Exercise goal | Read the lines of the data below and retrieve those with "icon".

****

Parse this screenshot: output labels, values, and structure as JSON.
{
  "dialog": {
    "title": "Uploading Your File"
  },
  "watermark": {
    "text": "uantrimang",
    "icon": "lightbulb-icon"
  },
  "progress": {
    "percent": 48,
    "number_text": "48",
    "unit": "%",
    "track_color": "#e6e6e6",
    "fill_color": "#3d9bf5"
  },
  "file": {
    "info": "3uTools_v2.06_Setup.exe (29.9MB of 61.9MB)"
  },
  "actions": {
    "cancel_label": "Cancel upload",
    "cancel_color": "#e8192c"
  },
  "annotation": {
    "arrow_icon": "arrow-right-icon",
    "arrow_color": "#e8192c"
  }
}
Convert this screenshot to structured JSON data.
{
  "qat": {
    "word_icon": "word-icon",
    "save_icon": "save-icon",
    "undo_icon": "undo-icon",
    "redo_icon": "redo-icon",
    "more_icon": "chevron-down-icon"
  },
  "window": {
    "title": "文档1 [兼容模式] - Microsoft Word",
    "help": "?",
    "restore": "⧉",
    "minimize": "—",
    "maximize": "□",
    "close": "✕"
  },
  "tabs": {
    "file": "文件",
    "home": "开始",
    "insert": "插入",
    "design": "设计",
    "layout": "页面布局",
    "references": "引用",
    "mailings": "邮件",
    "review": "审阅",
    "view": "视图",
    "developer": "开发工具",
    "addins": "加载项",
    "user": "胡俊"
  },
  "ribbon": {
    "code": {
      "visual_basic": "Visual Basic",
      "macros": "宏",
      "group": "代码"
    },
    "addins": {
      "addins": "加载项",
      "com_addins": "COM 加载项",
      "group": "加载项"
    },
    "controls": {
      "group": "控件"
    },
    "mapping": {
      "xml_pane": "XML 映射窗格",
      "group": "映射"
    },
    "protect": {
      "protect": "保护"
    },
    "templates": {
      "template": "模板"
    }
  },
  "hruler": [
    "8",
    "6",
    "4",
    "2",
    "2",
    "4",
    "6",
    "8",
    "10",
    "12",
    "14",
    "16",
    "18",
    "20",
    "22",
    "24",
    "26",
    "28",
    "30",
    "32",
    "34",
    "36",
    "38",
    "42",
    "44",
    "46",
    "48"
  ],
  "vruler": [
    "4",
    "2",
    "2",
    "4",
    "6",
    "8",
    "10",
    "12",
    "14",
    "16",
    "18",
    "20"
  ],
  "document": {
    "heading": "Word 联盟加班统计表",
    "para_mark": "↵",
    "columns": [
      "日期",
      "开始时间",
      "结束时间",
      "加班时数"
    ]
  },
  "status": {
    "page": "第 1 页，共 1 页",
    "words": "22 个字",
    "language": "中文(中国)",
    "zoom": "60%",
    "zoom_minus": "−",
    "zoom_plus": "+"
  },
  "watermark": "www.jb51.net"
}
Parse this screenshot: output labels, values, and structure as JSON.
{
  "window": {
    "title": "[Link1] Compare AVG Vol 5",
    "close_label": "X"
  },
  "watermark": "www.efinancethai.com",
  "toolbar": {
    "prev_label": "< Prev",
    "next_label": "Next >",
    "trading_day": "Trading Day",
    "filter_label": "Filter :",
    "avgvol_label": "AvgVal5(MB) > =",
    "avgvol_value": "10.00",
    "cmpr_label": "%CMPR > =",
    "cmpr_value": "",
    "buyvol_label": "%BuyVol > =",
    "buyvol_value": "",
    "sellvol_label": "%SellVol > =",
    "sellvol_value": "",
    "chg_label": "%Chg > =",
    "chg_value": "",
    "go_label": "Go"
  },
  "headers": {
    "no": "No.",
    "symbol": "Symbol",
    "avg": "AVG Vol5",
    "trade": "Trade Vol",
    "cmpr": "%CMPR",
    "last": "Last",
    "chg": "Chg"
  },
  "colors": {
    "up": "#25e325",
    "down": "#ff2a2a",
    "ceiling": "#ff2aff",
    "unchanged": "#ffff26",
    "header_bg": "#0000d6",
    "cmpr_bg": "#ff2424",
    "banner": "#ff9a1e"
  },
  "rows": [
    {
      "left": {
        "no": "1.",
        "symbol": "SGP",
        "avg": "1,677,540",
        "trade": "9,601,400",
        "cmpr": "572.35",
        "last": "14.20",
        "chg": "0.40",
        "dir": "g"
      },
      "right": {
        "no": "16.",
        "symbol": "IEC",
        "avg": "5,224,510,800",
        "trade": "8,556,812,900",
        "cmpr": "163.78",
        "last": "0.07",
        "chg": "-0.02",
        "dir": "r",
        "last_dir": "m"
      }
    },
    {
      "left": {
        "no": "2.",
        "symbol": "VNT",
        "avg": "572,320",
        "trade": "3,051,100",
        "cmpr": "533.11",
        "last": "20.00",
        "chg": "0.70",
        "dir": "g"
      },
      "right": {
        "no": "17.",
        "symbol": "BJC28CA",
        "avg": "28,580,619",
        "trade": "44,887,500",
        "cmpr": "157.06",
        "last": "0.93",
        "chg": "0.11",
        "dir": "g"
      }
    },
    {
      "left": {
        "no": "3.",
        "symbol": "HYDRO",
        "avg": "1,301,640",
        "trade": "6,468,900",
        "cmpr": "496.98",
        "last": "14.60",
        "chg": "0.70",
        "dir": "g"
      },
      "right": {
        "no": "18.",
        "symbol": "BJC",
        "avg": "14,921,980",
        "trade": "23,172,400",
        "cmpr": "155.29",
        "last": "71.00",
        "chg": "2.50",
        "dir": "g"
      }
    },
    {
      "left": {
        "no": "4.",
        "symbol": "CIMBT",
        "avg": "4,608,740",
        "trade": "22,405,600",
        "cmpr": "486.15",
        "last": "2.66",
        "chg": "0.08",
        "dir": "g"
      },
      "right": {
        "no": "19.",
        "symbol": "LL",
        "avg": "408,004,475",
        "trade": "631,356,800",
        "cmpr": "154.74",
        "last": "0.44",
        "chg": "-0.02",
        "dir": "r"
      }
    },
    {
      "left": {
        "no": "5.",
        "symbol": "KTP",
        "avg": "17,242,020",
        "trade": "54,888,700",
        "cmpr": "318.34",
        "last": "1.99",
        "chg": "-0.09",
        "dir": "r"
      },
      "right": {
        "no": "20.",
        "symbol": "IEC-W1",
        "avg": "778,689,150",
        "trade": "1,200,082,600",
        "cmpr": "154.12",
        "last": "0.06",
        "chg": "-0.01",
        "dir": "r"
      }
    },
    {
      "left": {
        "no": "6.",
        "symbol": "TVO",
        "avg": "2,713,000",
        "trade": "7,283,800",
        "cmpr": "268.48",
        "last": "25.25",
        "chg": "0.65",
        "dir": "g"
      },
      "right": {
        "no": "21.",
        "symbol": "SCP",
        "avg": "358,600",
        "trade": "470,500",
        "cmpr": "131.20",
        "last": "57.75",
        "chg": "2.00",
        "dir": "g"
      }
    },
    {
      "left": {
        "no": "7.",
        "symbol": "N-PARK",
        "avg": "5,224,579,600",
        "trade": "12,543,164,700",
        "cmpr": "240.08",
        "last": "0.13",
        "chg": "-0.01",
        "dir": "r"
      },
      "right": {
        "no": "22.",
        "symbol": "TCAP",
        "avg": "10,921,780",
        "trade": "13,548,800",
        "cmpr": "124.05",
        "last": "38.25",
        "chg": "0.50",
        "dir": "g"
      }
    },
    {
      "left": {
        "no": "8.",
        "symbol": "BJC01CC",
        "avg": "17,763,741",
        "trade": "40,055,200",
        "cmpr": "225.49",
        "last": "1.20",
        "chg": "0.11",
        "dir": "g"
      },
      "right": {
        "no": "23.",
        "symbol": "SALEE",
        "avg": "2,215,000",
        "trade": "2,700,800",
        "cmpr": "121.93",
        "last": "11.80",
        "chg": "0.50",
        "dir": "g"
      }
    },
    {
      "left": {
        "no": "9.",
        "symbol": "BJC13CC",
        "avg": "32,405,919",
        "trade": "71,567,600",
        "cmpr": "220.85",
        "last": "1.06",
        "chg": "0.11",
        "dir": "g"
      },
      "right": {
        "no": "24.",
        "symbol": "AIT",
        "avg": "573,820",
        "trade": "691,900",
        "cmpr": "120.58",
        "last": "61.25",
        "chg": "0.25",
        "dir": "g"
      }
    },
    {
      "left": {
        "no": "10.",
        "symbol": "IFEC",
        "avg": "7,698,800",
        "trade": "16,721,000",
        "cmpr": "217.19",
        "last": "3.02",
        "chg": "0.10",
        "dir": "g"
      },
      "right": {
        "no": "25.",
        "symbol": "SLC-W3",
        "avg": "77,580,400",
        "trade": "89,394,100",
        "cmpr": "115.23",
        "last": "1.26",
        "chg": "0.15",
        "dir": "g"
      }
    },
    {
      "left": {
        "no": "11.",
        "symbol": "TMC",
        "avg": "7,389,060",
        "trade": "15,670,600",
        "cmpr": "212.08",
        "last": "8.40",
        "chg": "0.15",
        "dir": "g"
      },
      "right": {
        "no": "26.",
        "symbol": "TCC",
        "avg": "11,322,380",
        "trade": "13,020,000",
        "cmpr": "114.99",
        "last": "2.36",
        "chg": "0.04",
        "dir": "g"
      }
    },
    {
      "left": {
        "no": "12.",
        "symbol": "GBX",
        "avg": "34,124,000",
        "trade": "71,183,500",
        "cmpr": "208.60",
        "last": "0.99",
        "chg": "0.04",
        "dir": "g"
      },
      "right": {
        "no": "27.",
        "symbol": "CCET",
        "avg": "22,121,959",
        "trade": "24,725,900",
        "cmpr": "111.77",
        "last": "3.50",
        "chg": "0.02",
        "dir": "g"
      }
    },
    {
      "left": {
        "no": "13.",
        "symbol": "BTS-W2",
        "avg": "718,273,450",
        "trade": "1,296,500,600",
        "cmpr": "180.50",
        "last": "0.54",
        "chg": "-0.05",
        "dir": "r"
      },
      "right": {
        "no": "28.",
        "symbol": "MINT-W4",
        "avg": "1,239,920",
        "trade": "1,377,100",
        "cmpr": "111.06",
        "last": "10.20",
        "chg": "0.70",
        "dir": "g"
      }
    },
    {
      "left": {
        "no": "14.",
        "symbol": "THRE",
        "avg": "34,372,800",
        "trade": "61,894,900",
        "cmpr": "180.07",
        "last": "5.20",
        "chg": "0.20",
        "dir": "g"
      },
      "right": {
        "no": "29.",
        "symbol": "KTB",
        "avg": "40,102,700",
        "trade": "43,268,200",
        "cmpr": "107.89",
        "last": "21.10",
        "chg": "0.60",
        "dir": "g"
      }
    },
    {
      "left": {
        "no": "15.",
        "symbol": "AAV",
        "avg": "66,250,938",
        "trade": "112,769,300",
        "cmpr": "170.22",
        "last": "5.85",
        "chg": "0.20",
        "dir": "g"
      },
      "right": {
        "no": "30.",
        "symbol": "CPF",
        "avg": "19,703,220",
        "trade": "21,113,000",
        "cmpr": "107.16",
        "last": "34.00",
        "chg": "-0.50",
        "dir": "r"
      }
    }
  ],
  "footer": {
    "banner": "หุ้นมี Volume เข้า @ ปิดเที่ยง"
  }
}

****

Written reply |
    "icon": "lightbulb-icon"
    "arrow_icon": "arrow-right-icon",
    "word_icon": "word-icon",
    "save_icon": "save-icon",
    "undo_icon": "undo-icon",
    "redo_icon": "redo-icon",
    "more_icon": "chevron-down-icon"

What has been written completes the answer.